The use of solar energy in space exploration has been a game-changer for the aerospace industry. Satellites, the workhorses of modern communication, Earth observation, and scientific research, rely extensively on solar panels to power their missions. In this blog, we will delve into the fascinating world of solar panels in satellites, exploring their importance, technology, and the future of space-based solar power.
The Importance of Solar Panels in Satellites
Solar panels are crucial components of satellites for several reasons:
- Constant Power Supply: Satellites orbit Earth in space, far from any conventional power source. Solar panels provide a constant source of electrical power, ensuring uninterrupted functionality during a satellite’s mission, which can span several years.
- Weight Efficiency: Traditional fuel-based power sources would add significant weight to a satellite, making it expensive to launch and maintain. Solar panels, on the other hand, are lightweight and energy-efficient, making them the ideal choice for space applications.

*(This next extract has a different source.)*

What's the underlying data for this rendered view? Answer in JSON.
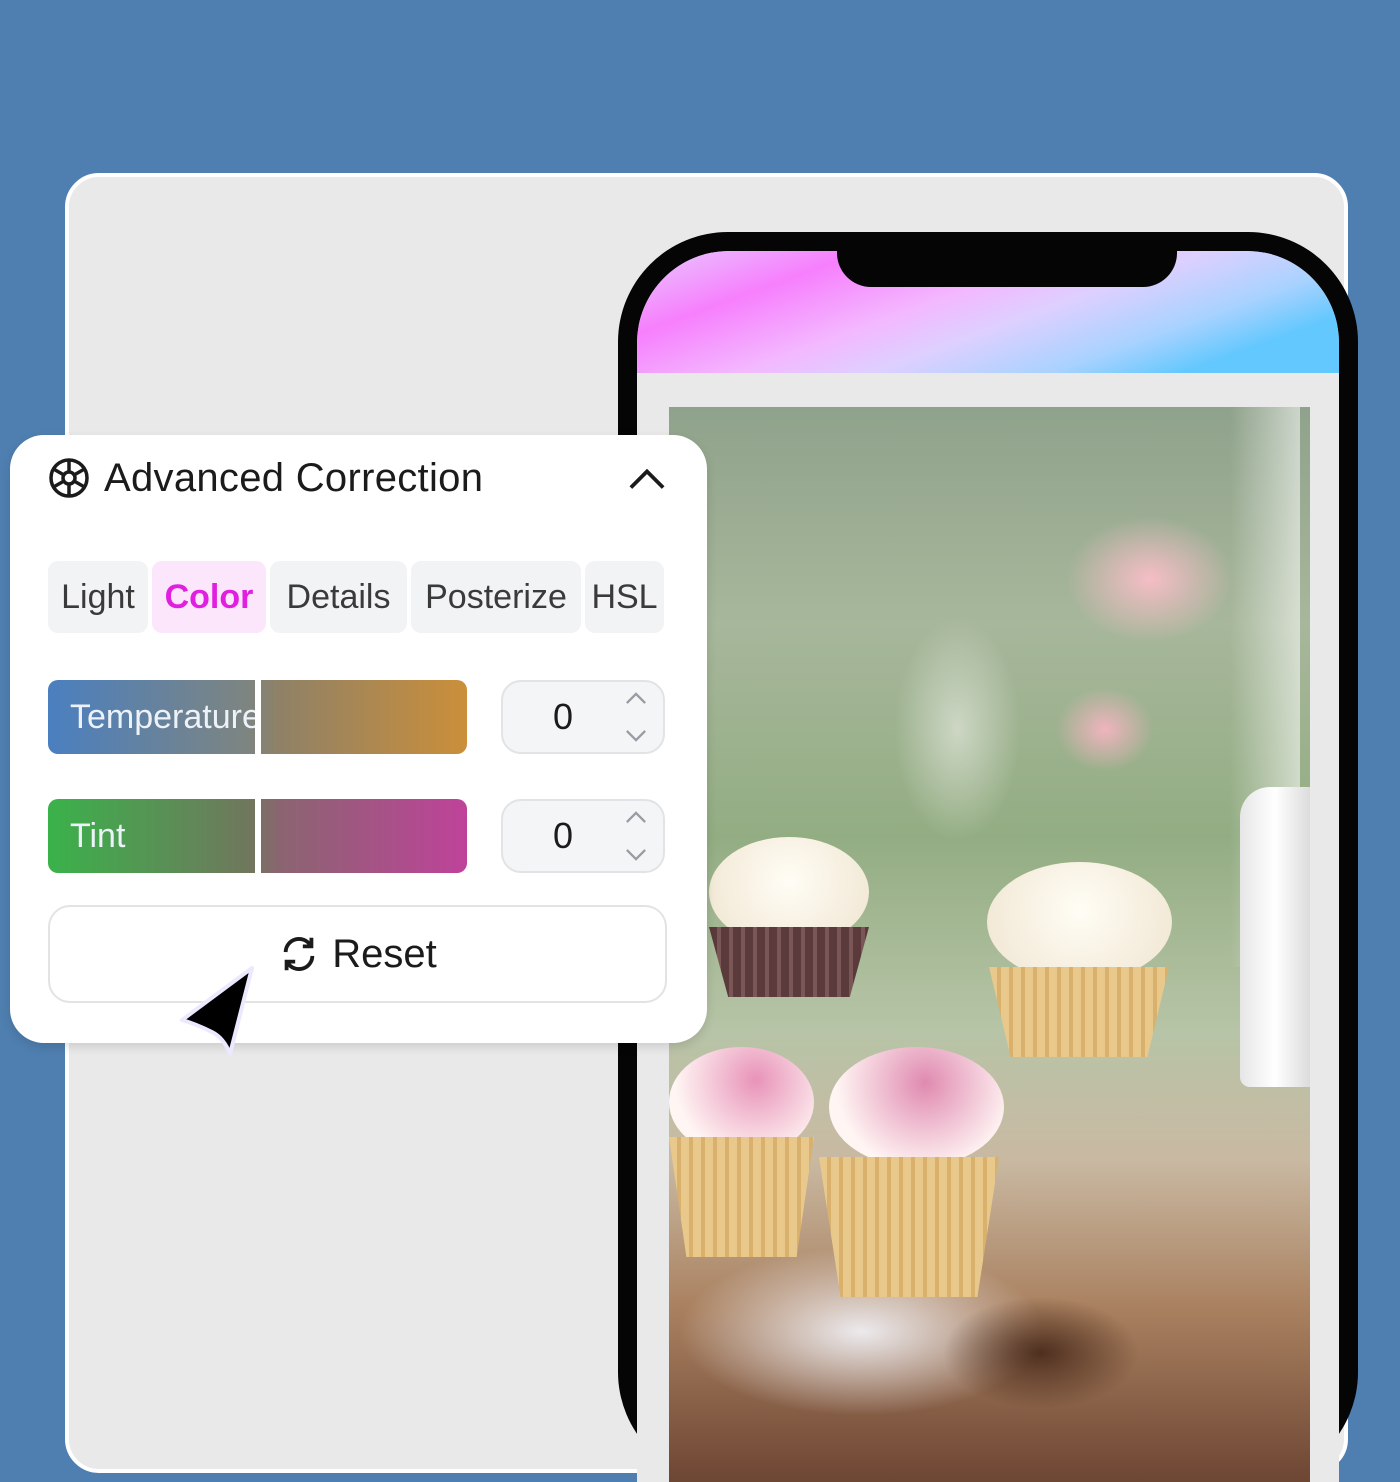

- Environmentally Friendly: Solar panels generate power without emitting greenhouse gases or other pollutants, which is vital for preserving the space environment and minimizing space debris.
- Longevity: Solar panels have a relatively long operational lifespan. They can continue to produce power for extended periods, reducing the need for frequent satellite replacements.
Solar Panel Technology for Satellites
The technology behind solar panels used in satellites has evolved significantly over the years. Here’s a brief overview of the key components and advancements:
- Photovoltaic Cells: Solar panels consist of photovoltaic cells that convert sunlight into electricity. In space, the most commonly used cells are made of crystalline silicon, which offers high efficiency and durability.
- Triple-Junction Cells: To maximize efficiency, many modern satellites employ triple-junction solar cells. These cells consist of multiple layers, each tuned to capture different wavelengths of light. This technology can achieve efficiencies of over 40%.
- Deployable Arrays: Some satellites are equipped with deployable solar arrays that unfold like an accordion after launch. This design allows for larger surface areas and increased power generation while keeping the satellite’s launch size manageable.
- Sun Tracking: To maximize energy capture, satellites often employ sun-tracking mechanisms that orient the solar panels towards the Sun as the satellite orbits the Earth. This ensures consistent power production.
The Future of Space-Based Solar Power
While solar panels are already an integral part of satellites, they are poised to play an even more significant role in the future of space exploration and energy generation. Here are a few key developments to watch out for:
- Space-Based Solar Farms: Some experts envision large-scale solar farms in space that could capture sunlight continuously without atmospheric interference. Transmitting this energy back to Earth could potentially solve our energy needs.
- Solar-Powered Space Travel: Solar-electric propulsion systems are being developed for interplanetary missions. By harnessing solar energy, spacecraft can travel more efficiently and for longer distances, reducing the need for conventional propulsion systems.
- Satellite Mega-Constellations: Companies such as SpaceX are deploying vast constellations of small satellites for global internet coverage. Solar panels are essential for powering these satellites, enabling widespread connectivity.
Solar panels are the unsung heroes of the satellite industry, providing a reliable and sustainable source of energy for missions in the depths of space. Their lightweight and efficient design have transformed the way we explore, communicate, and monitor our planet. As technology continues to advance, we can expect even more exciting developments in the field of space-based solar power, potentially reshaping our energy landscape here on Earth as well. Solar energy truly knows no bounds, even beyond our planet’s atmosphere.